• Exercise objective: Show all lines from the material that carry the word "Remessa".
--------------------------------------------------
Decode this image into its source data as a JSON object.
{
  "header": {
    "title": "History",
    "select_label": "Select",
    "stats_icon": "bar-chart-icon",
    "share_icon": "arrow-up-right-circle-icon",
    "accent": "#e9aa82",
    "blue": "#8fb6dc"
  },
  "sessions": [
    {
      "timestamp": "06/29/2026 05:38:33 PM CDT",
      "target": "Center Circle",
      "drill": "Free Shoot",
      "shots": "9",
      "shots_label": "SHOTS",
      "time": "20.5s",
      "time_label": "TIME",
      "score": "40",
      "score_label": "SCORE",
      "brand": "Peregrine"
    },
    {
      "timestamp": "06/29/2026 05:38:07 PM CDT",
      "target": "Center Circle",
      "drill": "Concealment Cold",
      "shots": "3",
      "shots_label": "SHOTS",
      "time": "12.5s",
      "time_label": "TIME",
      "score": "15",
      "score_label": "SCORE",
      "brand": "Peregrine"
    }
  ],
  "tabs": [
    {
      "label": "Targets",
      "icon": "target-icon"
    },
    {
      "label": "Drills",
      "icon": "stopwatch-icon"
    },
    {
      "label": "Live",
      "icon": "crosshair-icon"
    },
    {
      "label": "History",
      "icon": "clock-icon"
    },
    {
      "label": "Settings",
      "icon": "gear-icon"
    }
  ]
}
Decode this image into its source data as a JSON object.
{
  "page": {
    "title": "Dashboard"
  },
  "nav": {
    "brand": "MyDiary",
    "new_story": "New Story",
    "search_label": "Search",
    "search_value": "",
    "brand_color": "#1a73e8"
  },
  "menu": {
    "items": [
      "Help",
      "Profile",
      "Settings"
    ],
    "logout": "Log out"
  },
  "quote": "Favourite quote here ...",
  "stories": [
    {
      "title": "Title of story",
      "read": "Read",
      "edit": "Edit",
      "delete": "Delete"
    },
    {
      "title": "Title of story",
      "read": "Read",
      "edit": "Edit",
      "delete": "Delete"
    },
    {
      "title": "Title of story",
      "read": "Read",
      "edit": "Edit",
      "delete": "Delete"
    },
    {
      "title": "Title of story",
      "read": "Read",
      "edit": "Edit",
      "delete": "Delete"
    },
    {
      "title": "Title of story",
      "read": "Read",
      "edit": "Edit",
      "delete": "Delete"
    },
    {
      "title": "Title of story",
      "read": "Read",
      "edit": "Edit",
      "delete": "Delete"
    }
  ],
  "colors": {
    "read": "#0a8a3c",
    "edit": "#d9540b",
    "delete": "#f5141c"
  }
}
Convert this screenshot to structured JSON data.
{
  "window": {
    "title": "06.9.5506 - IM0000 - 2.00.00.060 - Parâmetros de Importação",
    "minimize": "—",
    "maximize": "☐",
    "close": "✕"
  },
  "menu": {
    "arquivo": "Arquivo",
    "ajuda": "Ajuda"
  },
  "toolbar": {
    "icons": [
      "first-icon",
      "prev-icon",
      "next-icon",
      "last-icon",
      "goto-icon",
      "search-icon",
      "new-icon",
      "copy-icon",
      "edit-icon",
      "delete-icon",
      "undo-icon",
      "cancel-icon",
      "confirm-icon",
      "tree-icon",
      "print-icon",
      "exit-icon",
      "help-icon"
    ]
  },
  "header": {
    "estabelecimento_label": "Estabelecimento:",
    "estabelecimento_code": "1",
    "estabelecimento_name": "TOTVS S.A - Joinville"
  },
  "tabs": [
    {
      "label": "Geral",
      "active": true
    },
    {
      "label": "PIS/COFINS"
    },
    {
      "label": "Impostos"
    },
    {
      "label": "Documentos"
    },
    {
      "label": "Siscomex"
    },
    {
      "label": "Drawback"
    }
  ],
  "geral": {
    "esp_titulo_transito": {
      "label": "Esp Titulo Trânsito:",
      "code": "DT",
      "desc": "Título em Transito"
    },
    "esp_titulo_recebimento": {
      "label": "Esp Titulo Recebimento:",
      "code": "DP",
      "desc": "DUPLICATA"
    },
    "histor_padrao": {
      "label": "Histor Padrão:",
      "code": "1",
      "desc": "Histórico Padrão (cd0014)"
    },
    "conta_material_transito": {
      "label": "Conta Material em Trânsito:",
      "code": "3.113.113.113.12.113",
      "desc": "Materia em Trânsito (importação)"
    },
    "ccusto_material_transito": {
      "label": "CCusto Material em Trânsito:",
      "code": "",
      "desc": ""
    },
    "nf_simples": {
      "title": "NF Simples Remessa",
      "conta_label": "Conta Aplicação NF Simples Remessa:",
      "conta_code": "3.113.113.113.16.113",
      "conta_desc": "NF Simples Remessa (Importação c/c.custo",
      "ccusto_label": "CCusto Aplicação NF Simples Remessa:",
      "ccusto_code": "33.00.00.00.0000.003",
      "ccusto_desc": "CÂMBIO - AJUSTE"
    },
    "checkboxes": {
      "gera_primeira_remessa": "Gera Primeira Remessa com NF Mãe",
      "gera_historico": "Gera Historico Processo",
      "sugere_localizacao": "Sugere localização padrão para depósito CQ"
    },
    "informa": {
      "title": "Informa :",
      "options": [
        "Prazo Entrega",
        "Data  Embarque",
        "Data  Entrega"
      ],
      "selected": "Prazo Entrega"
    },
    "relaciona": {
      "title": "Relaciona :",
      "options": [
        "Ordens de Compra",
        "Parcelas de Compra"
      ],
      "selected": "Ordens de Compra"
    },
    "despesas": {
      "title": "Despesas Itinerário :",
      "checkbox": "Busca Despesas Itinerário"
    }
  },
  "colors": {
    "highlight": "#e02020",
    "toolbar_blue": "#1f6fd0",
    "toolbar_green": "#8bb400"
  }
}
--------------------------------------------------
• Task response:
      "title": "NF Simples Remessa",
      "conta_label": "Conta Aplicação NF Simples Remessa:",
      "conta_desc": "NF Simples Remessa (Importação c/c.custo",
      "ccusto_label": "CCusto Aplicação NF Simples Remessa:",
      "gera_primeira_remessa": "Gera Primeira Remessa com NF Mãe",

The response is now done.